April/March

21

20

73

63

9

20

3

0

1

10

0

0

6

11

.317

.380

.413

.793

26

1

1

2

1

0

0

.365

130

126

May

29

26

101

92

9

22

5

1

0

7

1

0

7

13

.239

.290

.315

.605

29

3

0

1

1

0

0

.275

75

72

June

26

25

105

92

9

23

3

0

2

10

0

1

8

16

.250

.304

.348

.652

32

2

0

3

2

0

3

.276

88

84

July

24

24

110

101

14

27

5

2

0

10

0

0

7

7

.267

.309

.356

.666

36

0

0

0

2

0

1

.281

92

86

August

19

19

80

75

6

20

5

0

0

3

1

0

2

10

.267

.295

.333

.628

25

0

1

2

0

0

1

.308

82

72

Sept/Oct

10

10

33

30

4

11

4

2

1

9

0

0

2

2

.367

.406

.733

1.140

22

1

0

1

0

0

0

.370

223

203

(Data courtesey of Baseball-Reference)

While Johnny cooled off, there were no alarming drop-offs in the areas he could most control. He maintained excellent contact rates on pitches in the zone, connecting 93.1% of the time, tying him with Buster Posey, Jason Heyward and Mookie Betts. He only offered at 27.9% of pitches thrown out of the zone, just a hair below eagle-eyed Joe Mauer at 27.6%.  When he did swing at pitches outside the zone, he still made contact 72.8% of the time, putting him in the top 40 of all hitters in MLB (minimum 500 PA).

Now, I won't pretend those numbers mean Johnny belongs in the same conversation as any of those other hitters mentioned. His isolated power (slugging percentage minus batting average) was just .104, tied with Jose Reyes. The number puts him in the bottom percentile in the league, ahead of Erick Aybar (.069), Jean Segura (.079) and Jacoby Ellsbury (.088).

There are certainly options if Billy Eppler decides to upgrade at second, as this year's free agent pool is deeper than it's been in recent years. We already explored the possibility of bringing Howie back and most of us seemed to agree that while we'd like to see the return of the "future batting champ", it is not worth the draft pick and overall commitment. Daniel Murphy was bandied about early on during our third base discussion, but his next contract appears to look more and more foolish with each postseason homer. Ben Zobrist is enticing, as he'd help the Angels at several positions that need to be addressed while being a perfect fit for the top of the order. Another positive: he was traded mid-season so he is ineligible for a qualifying offer. The problem here is he's 35 and will likely be looking to cash-in on his only opportunity to score a big free agent contract.

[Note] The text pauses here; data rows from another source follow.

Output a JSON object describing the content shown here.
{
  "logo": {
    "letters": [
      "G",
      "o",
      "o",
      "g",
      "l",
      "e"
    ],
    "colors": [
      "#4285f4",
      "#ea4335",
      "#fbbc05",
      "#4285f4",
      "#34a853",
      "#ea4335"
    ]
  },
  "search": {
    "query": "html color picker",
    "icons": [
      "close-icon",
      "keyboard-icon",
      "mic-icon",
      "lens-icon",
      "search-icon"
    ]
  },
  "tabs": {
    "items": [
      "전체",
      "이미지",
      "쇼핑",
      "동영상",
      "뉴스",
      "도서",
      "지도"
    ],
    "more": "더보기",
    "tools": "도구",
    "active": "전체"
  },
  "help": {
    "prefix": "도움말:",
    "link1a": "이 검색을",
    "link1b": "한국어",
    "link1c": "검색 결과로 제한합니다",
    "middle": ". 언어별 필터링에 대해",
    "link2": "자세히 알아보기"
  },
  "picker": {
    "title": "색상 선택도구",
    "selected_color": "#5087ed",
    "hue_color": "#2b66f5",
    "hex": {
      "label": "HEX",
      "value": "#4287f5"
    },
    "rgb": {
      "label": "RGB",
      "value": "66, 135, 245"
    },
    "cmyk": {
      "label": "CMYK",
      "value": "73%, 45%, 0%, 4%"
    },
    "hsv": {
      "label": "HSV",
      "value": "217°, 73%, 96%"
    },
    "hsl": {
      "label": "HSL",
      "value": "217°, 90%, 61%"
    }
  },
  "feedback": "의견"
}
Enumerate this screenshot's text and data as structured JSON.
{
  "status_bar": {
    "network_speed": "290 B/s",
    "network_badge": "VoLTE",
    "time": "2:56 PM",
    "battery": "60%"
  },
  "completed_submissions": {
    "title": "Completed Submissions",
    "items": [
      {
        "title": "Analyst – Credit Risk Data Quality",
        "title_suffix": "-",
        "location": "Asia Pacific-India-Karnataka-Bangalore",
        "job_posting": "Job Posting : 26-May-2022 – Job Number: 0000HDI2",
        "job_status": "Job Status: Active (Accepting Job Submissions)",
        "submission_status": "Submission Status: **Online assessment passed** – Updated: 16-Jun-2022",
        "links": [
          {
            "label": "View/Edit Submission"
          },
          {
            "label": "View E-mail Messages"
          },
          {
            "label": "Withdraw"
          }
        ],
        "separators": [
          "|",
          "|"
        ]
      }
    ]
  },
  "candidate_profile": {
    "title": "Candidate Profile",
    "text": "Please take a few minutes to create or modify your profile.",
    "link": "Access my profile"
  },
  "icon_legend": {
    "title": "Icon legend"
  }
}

With so many areas of need, it seems to make the most sense for the Angels to hold on to Johnny and supplement his modest production with two utility players: one that can hit a little while filling in at second and third; the other a slick-fielding glove-man that can back-up shortstop and sub in for Johnny late in the game. In all, Giavotella ended the year with a 96 OPS+, just a hair under league average. He was worth roughly 1 WAR, according to both Baseball-Reference (1.0) and Fangraphs (1.1). Both sites hate his defense, with Johnny posting a -0.9 dWAR and a -7.2 UZR. This jibes with the ol' eye test, as Johnny seemed to have a knack for bone-headed decisions around the bag.

At age 28, it is highly unlikely we see any improvement from Johnny with the glove. At best, we can hope that Alfredo Griffin can work some magic with is footwork and positioning, minimizing the damage out there. Even if his glove is what it is, his defense is not the complete abomination it seems. For what it's worth, he bested Robinson Cano and his -7.9 UZR, reminding us that single-season defensive numbers should definitely be taken with a grain of salt. I feel confident in proclaiming that Johnny is a legit second baseman, just a below average one.

If he can build on his positives with the bat and his issues with fourth cranial nerve palsy are behind him, he could very much be a useful player for the Halos in 2016, giving them one less thing to check off on their laundry list of offseason items.